Among the entries below, copy every line that carries the word "group".

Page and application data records
━━━━━━━━━━

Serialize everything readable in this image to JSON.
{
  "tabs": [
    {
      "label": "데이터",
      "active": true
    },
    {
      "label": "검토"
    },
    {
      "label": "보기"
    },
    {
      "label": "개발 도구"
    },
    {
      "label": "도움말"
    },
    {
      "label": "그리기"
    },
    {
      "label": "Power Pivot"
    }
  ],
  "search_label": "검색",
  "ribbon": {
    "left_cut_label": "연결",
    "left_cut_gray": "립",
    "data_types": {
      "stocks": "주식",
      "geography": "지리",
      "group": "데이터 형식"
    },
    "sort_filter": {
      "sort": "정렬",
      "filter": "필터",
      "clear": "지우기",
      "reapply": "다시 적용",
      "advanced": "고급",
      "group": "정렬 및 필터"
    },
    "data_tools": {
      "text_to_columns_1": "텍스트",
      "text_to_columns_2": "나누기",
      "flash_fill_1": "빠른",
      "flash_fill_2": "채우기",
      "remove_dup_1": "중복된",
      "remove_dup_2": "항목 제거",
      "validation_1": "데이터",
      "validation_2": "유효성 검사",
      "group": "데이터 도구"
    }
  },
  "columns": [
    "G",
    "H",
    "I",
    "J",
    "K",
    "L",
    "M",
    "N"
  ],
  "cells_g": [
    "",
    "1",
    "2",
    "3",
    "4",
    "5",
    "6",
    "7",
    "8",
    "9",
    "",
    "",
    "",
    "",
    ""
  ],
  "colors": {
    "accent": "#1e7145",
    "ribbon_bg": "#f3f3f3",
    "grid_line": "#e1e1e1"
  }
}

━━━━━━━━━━

▶ **EXERCISE RESPONSE**:
      "group": "데이터 형식"
      "group": "정렬 및 필터"
      "group": "데이터 도구"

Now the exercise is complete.